It seems that when you login for the first time after a startup to the DSCC it will try to connect to every LDAP instance to update its cache. For us, the login normally takes up to 20 seconds. LDAP servers that are behind a firewall seem to take longer to respond and appear in the console as "stopped". After a few refreshes their status changes to "Started". Once in the console and working on tasks, other behavior that would appear is that all Server Groups would disappear.
Typical info and warning messages we see during the login time are:
warning (18830): NmcAndAmcComputer[ou=Netegrity,dc=company,dc=com,ldapserver2:1389] skipped ldap://ldapserver2:1390 because it's not replicated !
warning (18830): NmcAndAmcComputer[ou=Netegrity,dc=company,dc=com,ldapserver3:1389] failed to find ldap://ldapserver3:1390 in the topology cache !
info (18830): for host 10.111.160.249 trying to POST /dscc7/dcc7Module/Login, service-j2ee reports: SuffixReplStateInfoComputer[dc=company,dc=com] ignored invalid RUV found in dc=company,dc=com@ldapserver:1390
The problem we did not notice on the SMWebServer but discovered via the Java Web Server logs was that the java process was running out of threads as it tried to connect all 172 ldap instances. In short, our LWP setting was too low.
Example error messages:
warning ( 2196): CORE3283: stderr: Exception in thread "DSLoader[ldapserver1:1389]" Exception in thread "DSLoader[ldapserver1:1389]" java.lang.OutOfMemoryError: unable to create new native thread
[ERROR] Uncaught application exception com.iplanet.jato.command.CommandException: Handler method "handleRefreshHrefRequest" threw an exception Root cause = [java.lang.OutOfMemoryError: unable to create new native thread]
Furthermore, by watching the webservd process via prstat, you would be able to see the point where the threads would run out and the java errors would occur.
Total: 36 processes, 1723 lwps
The original LWP setting was 800. It was increased 2000.
#prctl -P -t privileged -n zone.max-lwps -i zone ldapserver1
zone: 4: ldapserver1
zone.max-lwps privileged 2000 -
This setting required a reboot, but our performance problems have been resolved.
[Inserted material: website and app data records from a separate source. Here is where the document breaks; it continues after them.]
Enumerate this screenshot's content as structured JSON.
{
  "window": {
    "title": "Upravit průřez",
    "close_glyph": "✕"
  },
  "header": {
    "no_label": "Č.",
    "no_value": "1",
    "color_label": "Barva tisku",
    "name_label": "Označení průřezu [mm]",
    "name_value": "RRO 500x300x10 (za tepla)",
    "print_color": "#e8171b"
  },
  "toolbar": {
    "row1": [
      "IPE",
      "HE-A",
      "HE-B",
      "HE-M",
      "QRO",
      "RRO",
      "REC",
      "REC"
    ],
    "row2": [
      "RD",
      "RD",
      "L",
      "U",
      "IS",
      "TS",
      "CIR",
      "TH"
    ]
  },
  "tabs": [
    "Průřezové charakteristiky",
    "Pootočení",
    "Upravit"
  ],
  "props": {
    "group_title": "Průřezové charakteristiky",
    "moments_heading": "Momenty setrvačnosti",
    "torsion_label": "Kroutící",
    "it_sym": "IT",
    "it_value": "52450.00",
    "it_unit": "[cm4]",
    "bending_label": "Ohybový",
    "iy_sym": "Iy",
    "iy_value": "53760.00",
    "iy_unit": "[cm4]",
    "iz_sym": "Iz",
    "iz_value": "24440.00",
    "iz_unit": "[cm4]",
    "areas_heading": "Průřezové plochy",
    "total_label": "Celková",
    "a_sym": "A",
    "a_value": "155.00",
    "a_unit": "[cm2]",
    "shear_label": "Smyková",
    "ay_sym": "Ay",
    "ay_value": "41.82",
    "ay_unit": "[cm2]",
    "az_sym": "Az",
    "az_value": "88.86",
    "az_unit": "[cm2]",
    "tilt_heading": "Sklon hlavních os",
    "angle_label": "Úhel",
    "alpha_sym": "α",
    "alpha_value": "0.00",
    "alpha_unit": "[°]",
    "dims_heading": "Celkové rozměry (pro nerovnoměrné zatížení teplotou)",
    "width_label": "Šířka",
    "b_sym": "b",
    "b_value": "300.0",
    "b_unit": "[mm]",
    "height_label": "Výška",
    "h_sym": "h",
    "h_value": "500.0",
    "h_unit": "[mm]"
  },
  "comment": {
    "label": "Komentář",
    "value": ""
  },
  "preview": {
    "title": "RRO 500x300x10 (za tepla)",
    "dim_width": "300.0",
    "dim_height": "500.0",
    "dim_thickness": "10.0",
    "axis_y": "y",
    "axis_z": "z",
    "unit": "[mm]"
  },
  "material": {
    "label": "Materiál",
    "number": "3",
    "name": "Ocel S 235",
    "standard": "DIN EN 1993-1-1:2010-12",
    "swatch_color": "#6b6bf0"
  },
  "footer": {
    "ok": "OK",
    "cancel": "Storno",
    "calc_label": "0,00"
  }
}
Both versions of the DSCC still take about 20 seconds for a login, but are very stable and no longer require constant restarts of either webserver.
An obvious fix to someone more familiar with the SMCWebServer? One of my biggest complaints with the DSEE 6 architecture was its requirements of root access for certain components, such as the DSCC registry and the integration with the SMCWebServer. In my experience, large enterprises tend to separate middleware such as Directory Services, Web Access Management, and Identity Management from Unix Administrators and requiring root access usually results in a level of compliancy hurdles and auditing requirements that shouldn't be required. I am very pleased that with DSEE v7, the DSCC can run without issues and without any root privileges.